The sensitive subject of Suicide

#SuicideIn Britain today, suicide is the biggest killer of men under the age of 35. And like so many of these men, I too have been vulnerable whilst living with depression.

It was a few weeks ago, that I was speaking with some writers when we were asked as a group to describe each other. The person I was team up with, said about me … steel with strength, unity with outreach, right versus wrong, no fear and standing up.

I found it interesting how I was perceived by others, whom I’d only just met.

However, this got me thinking. And, I posed a question to the group.

What makes one person quit life, and another not?

Why do some of us feel like there is no way out, and take our own lives?

I recently learned of the death of the Hungarian LGBTI activist Milan Rozsa at the young age of 26, with reports he committed suicide after battling with depression. He was the Harvey Milk, of the East.

I’ve done some research for a documentary I’m hoping to make about suicide, and whether taking your own life is guts or nuts?

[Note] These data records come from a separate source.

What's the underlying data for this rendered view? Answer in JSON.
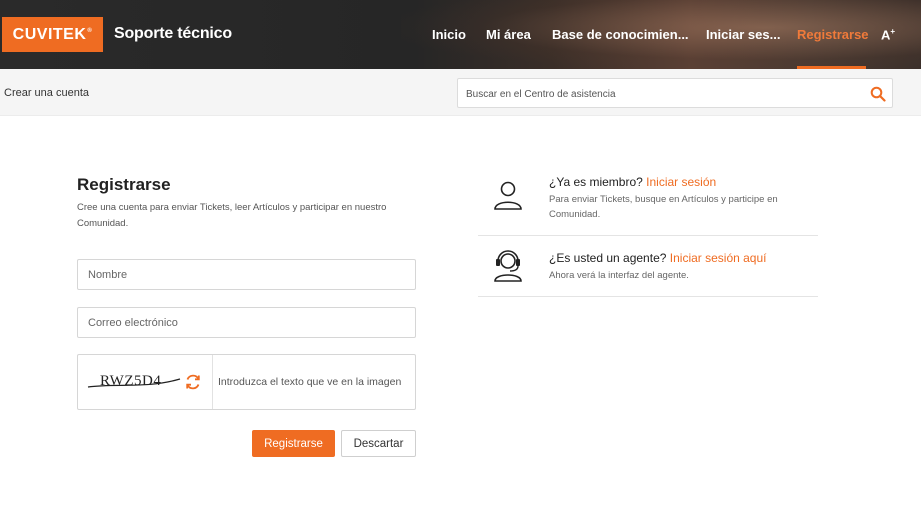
{
  "header": {
    "logo": "CUVITEK",
    "logo_mark": "®",
    "title": "Soporte técnico",
    "nav": [
      {
        "label": "Inicio"
      },
      {
        "label": "Mi área"
      },
      {
        "label": "Base de conocimien..."
      },
      {
        "label": "Iniciar ses..."
      },
      {
        "label": "Registrarse"
      }
    ],
    "font_toggle": "A",
    "font_toggle_sup": "+",
    "accent": "#ef6c22"
  },
  "subbar": {
    "breadcrumb": "Crear una cuenta",
    "search_placeholder": "Buscar en el Centro de asistencia",
    "search_icon": "search-icon"
  },
  "form": {
    "title": "Registrarse",
    "description": "Cree una cuenta para enviar Tickets, leer Artículos y participar en nuestro Comunidad.",
    "name_placeholder": "Nombre",
    "email_placeholder": "Correo electrónico",
    "captcha_text": "RWZ5D4",
    "captcha_placeholder": "Introduzca el texto que ve en la imagen",
    "submit_label": "Registrarse",
    "cancel_label": "Descartar"
  },
  "side": {
    "member": {
      "question": "¿Ya es miembro?",
      "link": "Iniciar sesión",
      "sub": "Para enviar Tickets, busque en Artículos y participe en Comunidad.",
      "icon": "user-icon"
    },
    "agent": {
      "question": "¿Es usted un agente?",
      "link": "Iniciar sesión aquí",
      "sub": "Ahora verá la interfaz del agente.",
      "icon": "headset-icon"
    }
  }
}
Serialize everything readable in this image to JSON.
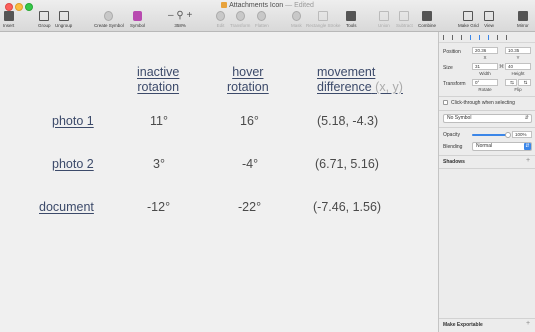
{
  "window": {
    "title": "Attachments Icon",
    "status": "— Edited"
  },
  "toolbar": {
    "insert": "Insert",
    "group": "Group",
    "ungroup": "Ungroup",
    "create_symbol": "Create Symbol",
    "symbol": "Symbol",
    "zoom_minus": "–",
    "zoom_plus": "+",
    "zoom_value": "358%",
    "edit": "Edit",
    "transform": "Transform",
    "flatten": "Flatten",
    "mask": "Mask",
    "scale": "Scale",
    "rectangle_stroke": "Rectangle Stroke",
    "tools": "Tools",
    "union": "Union",
    "subtract": "Subtract",
    "combine": "Combine",
    "make_grid": "Make Grid",
    "view": "View",
    "mirror": "Mirror"
  },
  "table": {
    "headers": [
      {
        "line1": "inactive",
        "line2": "rotation",
        "extra": ""
      },
      {
        "line1": "hover",
        "line2": "rotation",
        "extra": ""
      },
      {
        "line1": "movement",
        "line2": "difference",
        "extra": "(x, y)"
      }
    ],
    "rows": [
      {
        "label": "photo 1",
        "inactive": "11°",
        "hover": "16°",
        "diff": "(5.18, -4.3)"
      },
      {
        "label": "photo 2",
        "inactive": "3°",
        "hover": "-4°",
        "diff": "(6.71, 5.16)"
      },
      {
        "label": "document",
        "inactive": "-12°",
        "hover": "-22°",
        "diff": "(-7.46, 1.56)"
      }
    ]
  },
  "inspector": {
    "position_label": "Position",
    "x_value": "20.36",
    "y_value": "10.35",
    "x_label": "X",
    "y_label": "Y",
    "size_label": "Size",
    "width_value": "31",
    "height_value": "40",
    "width_label": "Width",
    "height_label": "Height",
    "transform_label": "Transform",
    "rotate_value": "0°",
    "rotate_label": "Rotate",
    "flip_label": "Flip",
    "click_through": "Click-through when selecting",
    "symbol_select": "No Symbol",
    "opacity_label": "Opacity",
    "opacity_value": "100%",
    "opacity_level": 1.0,
    "blending_label": "Blending",
    "blending_value": "Normal",
    "shadows_label": "Shadows",
    "make_exportable": "Make Exportable"
  }
}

Still a relatively young man who has had to live with a mental illness in the public, I more than most know what it is like to be on the edge. I am not ashamed to admit I have questioned the value of my life, because of bullies and the feelings of worthlessness.

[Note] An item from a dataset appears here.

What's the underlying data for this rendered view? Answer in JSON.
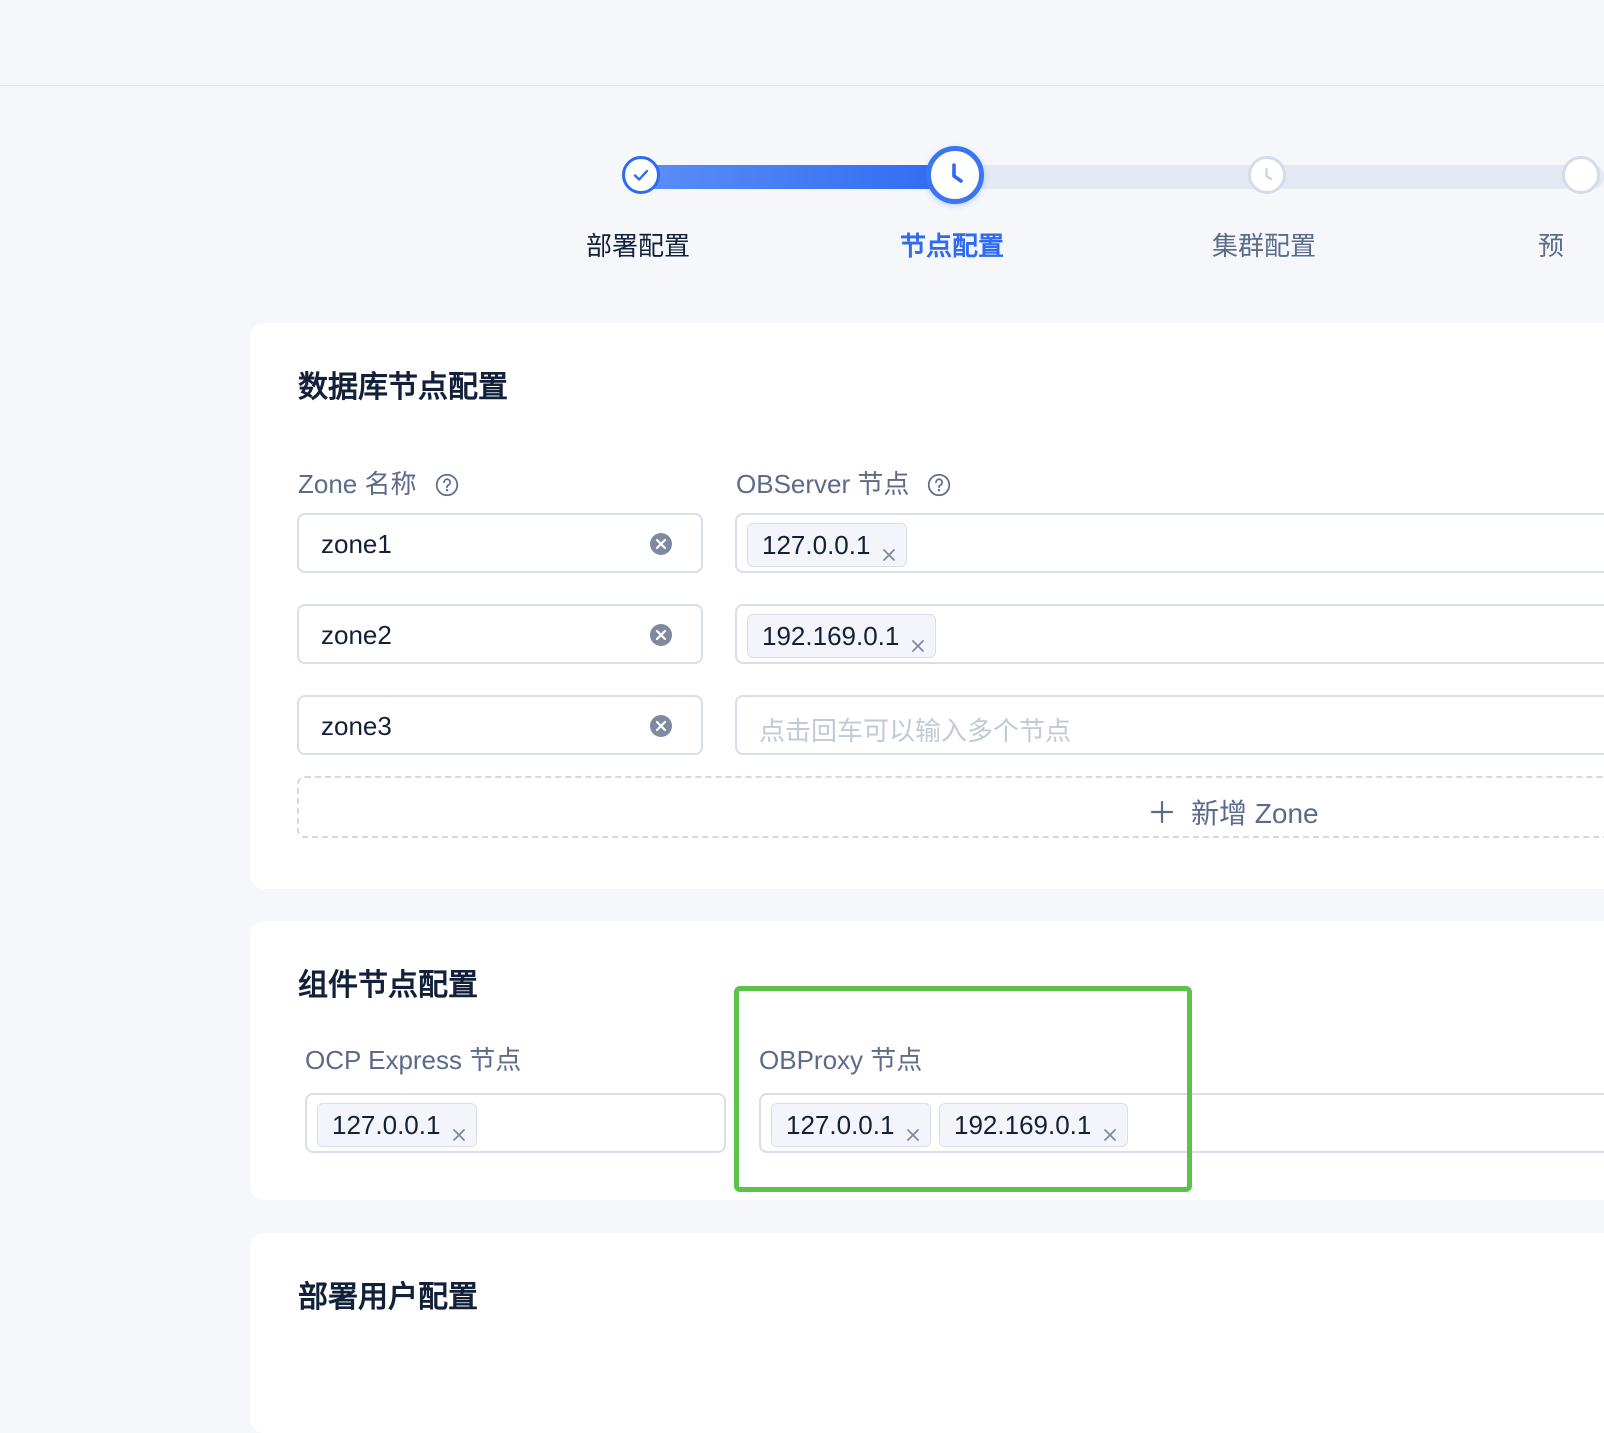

But, what actually is it which makes one person take that extra step and another not?

As a writer and advocate for mental health among other things, I am passionate about getting to understand depression and other conditions more and sharing this publicly raising awareness.

I also learned, that in North America alone studies have found that 18-20 teenagers a day commit suicide. Another 1000 attempt to, each day.

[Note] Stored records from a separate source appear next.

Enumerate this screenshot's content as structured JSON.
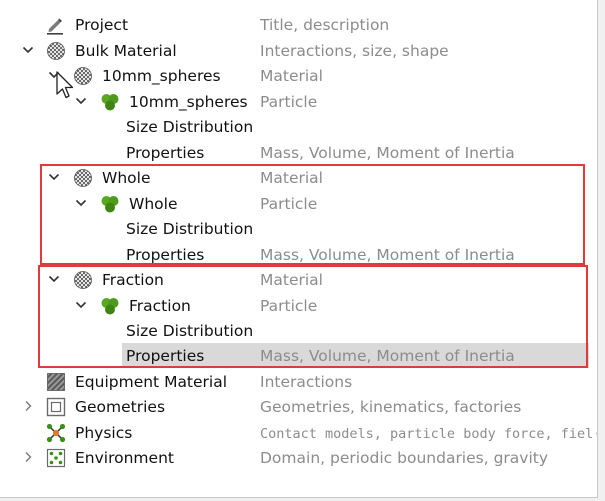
{
  "tree": {
    "project": {
      "label": "Project",
      "desc": "Title, description"
    },
    "bulk_material": {
      "label": "Bulk Material",
      "desc": "Interactions, size, shape"
    },
    "mat_10mm": {
      "label": "10mm_spheres",
      "desc": "Material"
    },
    "part_10mm": {
      "label": "10mm_spheres",
      "desc": "Particle"
    },
    "sizedist_10mm": {
      "label": "Size Distribution",
      "desc": ""
    },
    "props_10mm": {
      "label": "Properties",
      "desc": "Mass, Volume, Moment of Inertia"
    },
    "mat_whole": {
      "label": "Whole",
      "desc": "Material"
    },
    "part_whole": {
      "label": "Whole",
      "desc": "Particle"
    },
    "sizedist_whole": {
      "label": "Size Distribution",
      "desc": ""
    },
    "props_whole": {
      "label": "Properties",
      "desc": "Mass, Volume, Moment of Inertia"
    },
    "mat_fraction": {
      "label": "Fraction",
      "desc": "Material"
    },
    "part_fraction": {
      "label": "Fraction",
      "desc": "Particle"
    },
    "sizedist_fraction": {
      "label": "Size Distribution",
      "desc": ""
    },
    "props_fraction": {
      "label": "Properties",
      "desc": "Mass, Volume, Moment of Inertia"
    },
    "equipment_material": {
      "label": "Equipment Material",
      "desc": "Interactions"
    },
    "geometries": {
      "label": "Geometries",
      "desc": "Geometries, kinematics, factories"
    },
    "physics": {
      "label": "Physics",
      "desc": "Contact models, particle body force, fiel··"
    },
    "environment": {
      "label": "Environment",
      "desc": "Domain, periodic boundaries, gravity"
    }
  },
  "icons": {
    "project": "pencil-icon",
    "bulk_material": "checkered-sphere-icon",
    "material": "checkered-sphere-icon",
    "particle": "green-clover-icon",
    "equipment_material": "hatched-square-icon",
    "geometries": "square-frame-icon",
    "physics": "molecule-icon",
    "environment": "environment-grid-icon"
  },
  "colors": {
    "highlight_border": "#e23a3a",
    "selected_row": "#d9d9d9",
    "description_text": "#8c8c8c",
    "particle_green": "#4e9a1c"
  }
}
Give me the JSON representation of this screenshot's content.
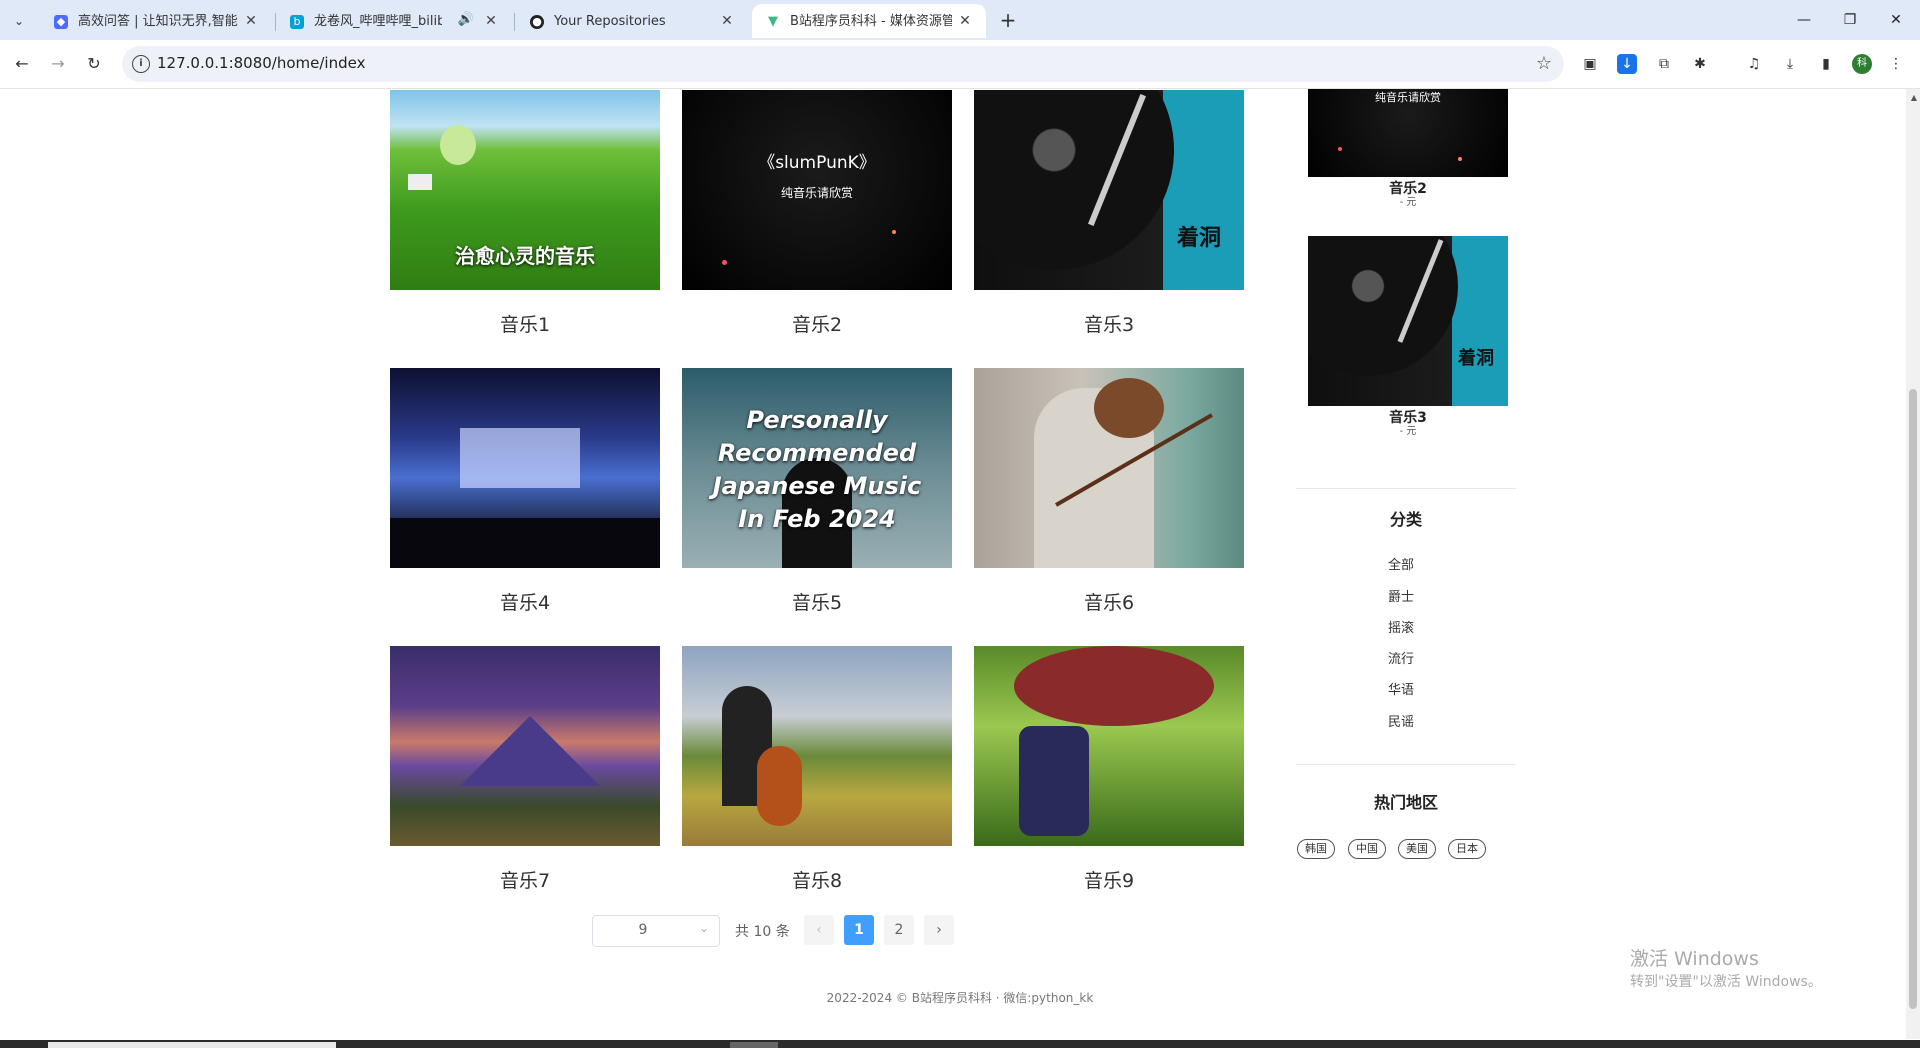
{
  "browser": {
    "tabs": [
      {
        "title": "高效问答 | 让知识无界,智能触手可及",
        "favicon": "deepseek-icon",
        "active": false
      },
      {
        "title": "龙卷风_哔哩哔哩_bilibili",
        "favicon": "bilibili-icon",
        "active": false,
        "audio": true
      },
      {
        "title": "Your Repositories",
        "favicon": "github-icon",
        "active": false
      },
      {
        "title": "B站程序员科科 - 媒体资源管理",
        "favicon": "vue-icon",
        "active": true
      }
    ],
    "url": "127.0.0.1:8080/home/index",
    "profile_initial": "科"
  },
  "grid": {
    "items": [
      {
        "label": "音乐1",
        "image_text": "治愈心灵的音乐"
      },
      {
        "label": "音乐2",
        "image_text": "《slumPunK》",
        "image_subtext": "纯音乐请欣赏"
      },
      {
        "label": "音乐3",
        "image_text": "着洞"
      },
      {
        "label": "音乐4"
      },
      {
        "label": "音乐5",
        "image_text_lines": [
          "Personally",
          "Recommended",
          "Japanese Music",
          "In Feb 2024"
        ]
      },
      {
        "label": "音乐6"
      },
      {
        "label": "音乐7"
      },
      {
        "label": "音乐8"
      },
      {
        "label": "音乐9"
      }
    ]
  },
  "sidebar": {
    "recommend": [
      {
        "name": "音乐2",
        "price": "- 元",
        "image_text": "纯音乐请欣赏"
      },
      {
        "name": "音乐3",
        "price": "- 元",
        "image_text": "着洞"
      }
    ],
    "category_title": "分类",
    "categories": [
      "全部",
      "爵士",
      "摇滚",
      "流行",
      "华语",
      "民谣"
    ],
    "region_title": "热门地区",
    "regions": [
      "韩国",
      "中国",
      "美国",
      "日本"
    ]
  },
  "pagination": {
    "page_size": "9",
    "total_text": "共 10 条",
    "pages": [
      "1",
      "2"
    ],
    "current": "1",
    "prev": "‹",
    "next": "›"
  },
  "footer": "2022-2024 © B站程序员科科 · 微信:python_kk",
  "watermark": {
    "line1": "激活 Windows",
    "line2": "转到\"设置\"以激活 Windows。"
  }
}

I’m thankful I’ve never attempted or self-harmed, probably because I’m a bit of a coward.

But even in the 21st Century when we have more possessions and opportunities than ever (supposedly), people are taking their own lives. It sometimes is easier to understand those who have nothing ending it all because society has failed them, but what about those who literally have everything – or, so it seems?

The answer about why people take their lives is not an easy one, and in many cases families of those loved ones left will never know. I do know though, that money problems is one of the big reasons for people committing suicide. And, not just for those who have a lack of it.

The reasons behind suicide are complex, but I know that mental abuse places you in a dark place where you question your very existence. Loneliness another major contributor, to suicide. There is nothing worse, than feeling alone. You can be among friends and family, yet still feel the most lonely person.

I write a lot about hope, but I know it is something a lot of people don’t have. It’s a shame too, because it actually costs nothing. Over time, a little can go a long way.

As I continue my research into suicides, I remembered something I was told when I worked as a help-line volunteer supporting those who found themselves in a bad place. When someone has made the decision to end their life, it is often not the policy of many charities to dissuade someone from doing it. But, to talk them through their difficulties and that there might be reasons to live.

For five years I have battled my own demons and as we approach the new year, I am thankful that I’ve nearly reached yet another milestone. All I can say for those who find themselves in a dark place, there is help out there. There are some amazing charities like MIND, who can listen to you.

I’m a firm believer that, we are all entitled to make our own decisions regardless of the consequences.

Those who have taken their own lives have not been weak, as it takes guts to make such a decision.

Take care, Max x.